    We already talked about minutes. So moving upward and onward, as to, “The council has the right to set limits on what subjects may be addressed, how long public comment will be, and how many times people may speak. All such limits must be viewpoint neutral: they must not favor one point of view over another.”

    I wish you said something more specific like what some are doing about restricting to agenda topics. That’s something I support – restricting public comment to what’s on the agenda saves time & money – and shows respect to the taxpaying citizens who made a sacrifice in time and money to attend to give quality public input.

    I’d also love to see transit boardmembers have some, “other channels to connect with your public” that are truly meaningful like a coffee or a Town Hall. A webform or “e-mail the Board” isn’t sufficient methinks.

    But otherwise, thank you again. Clearly you put a lot of time and effort into this. You’re a timeless resource.


    • Ann Macfarlane on March 27, 2018 at 6:59 pm

      Joe, I’m happy to know that you find these guidelines helpful. Yes, we’ve invested quite a bit of time and thought in this project, as there isn’t anything else out there on this topic, as far as I can see.

      I agree completely about limiting comment to agenda topics! We’ll keep that in mind for the second edition!
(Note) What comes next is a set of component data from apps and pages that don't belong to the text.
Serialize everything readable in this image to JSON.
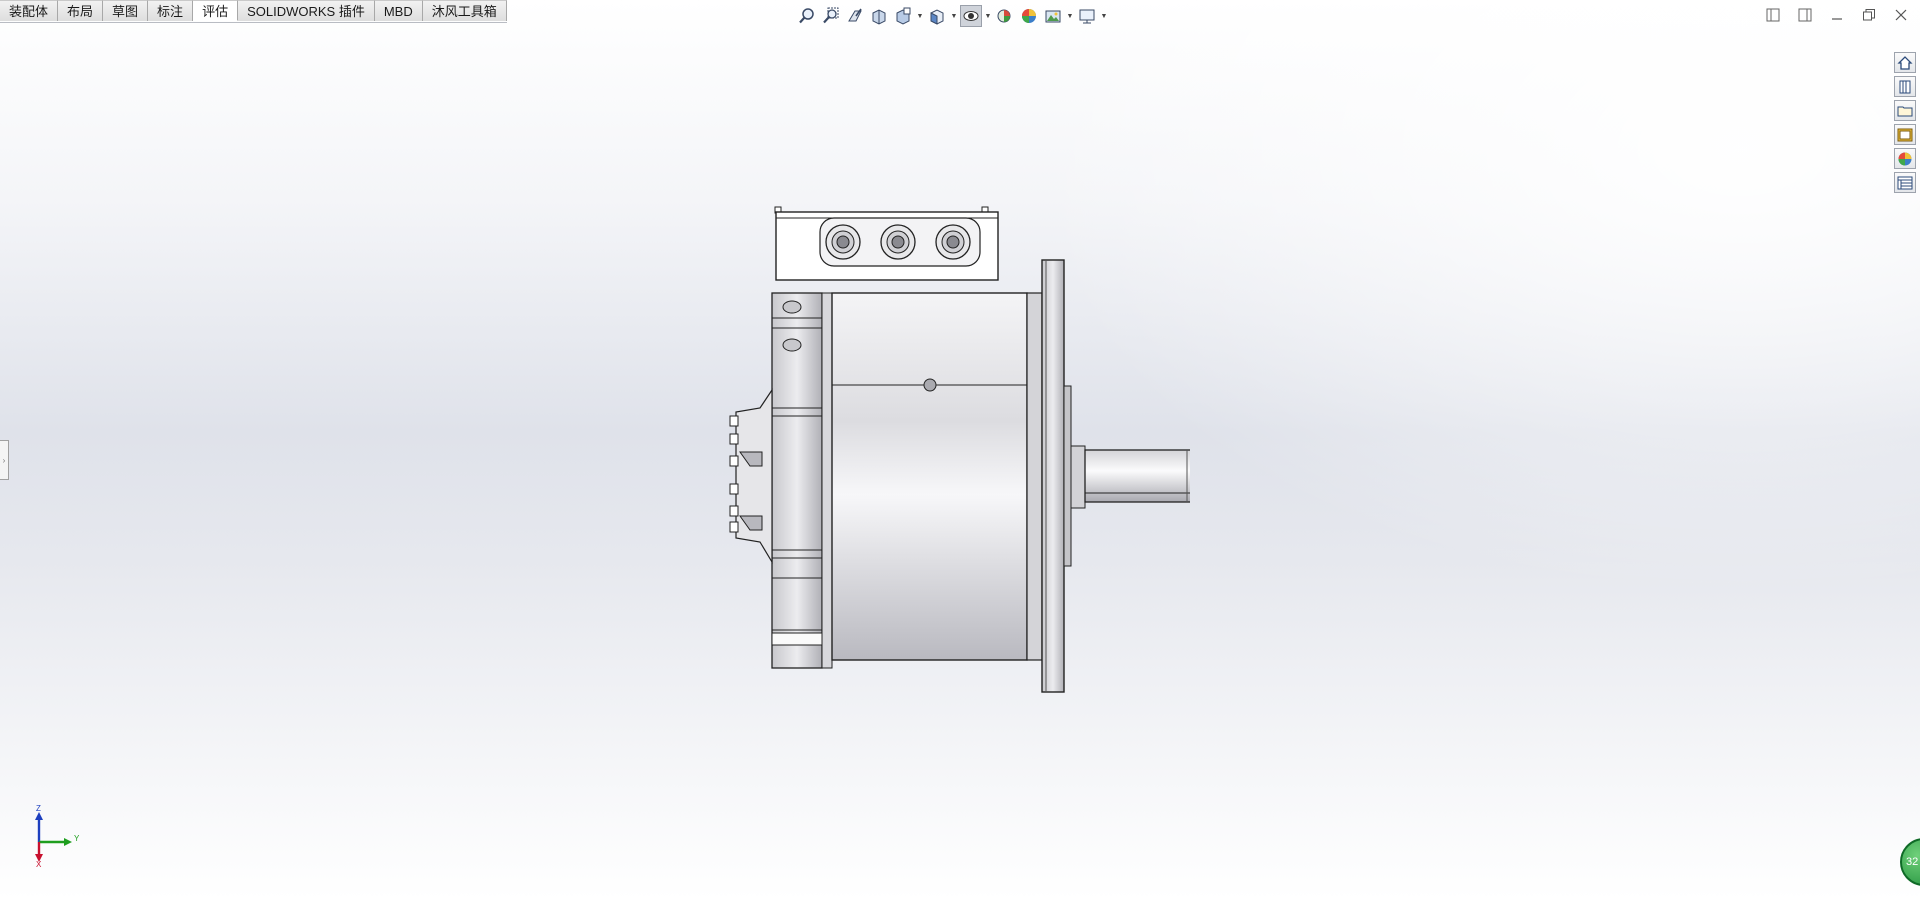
{
  "tabs": [
    {
      "label": "装配体",
      "active": false
    },
    {
      "label": "布局",
      "active": false
    },
    {
      "label": "草图",
      "active": false
    },
    {
      "label": "标注",
      "active": false
    },
    {
      "label": "评估",
      "active": true
    },
    {
      "label": "SOLIDWORKS 插件",
      "active": false
    },
    {
      "label": "MBD",
      "active": false
    },
    {
      "label": "沐风工具箱",
      "active": false
    }
  ],
  "heads_up_toolbar": [
    "zoom-to-fit-icon",
    "zoom-to-area-icon",
    "previous-view-icon",
    "section-view-icon",
    "dynamic-annotation-view-icon",
    "view-orientation-icon",
    "display-style-icon",
    "hide-show-items-icon",
    "edit-appearance-icon",
    "apply-scene-icon",
    "view-settings-icon"
  ],
  "task_pane": [
    "solidworks-resources-icon",
    "design-library-icon",
    "file-explorer-icon",
    "view-palette-icon",
    "appearances-scenes-icon",
    "custom-properties-icon"
  ],
  "triad": {
    "z": "Z",
    "y": "Y",
    "x": "X"
  },
  "badge": {
    "label": "32"
  },
  "colors": {
    "accent_green": "#1f8f3a",
    "axis_x": "#c8102e",
    "axis_y": "#1e9e1e",
    "axis_z": "#1d3fbf"
  }
}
      With gratitude for your passion and thoughtful response – Ann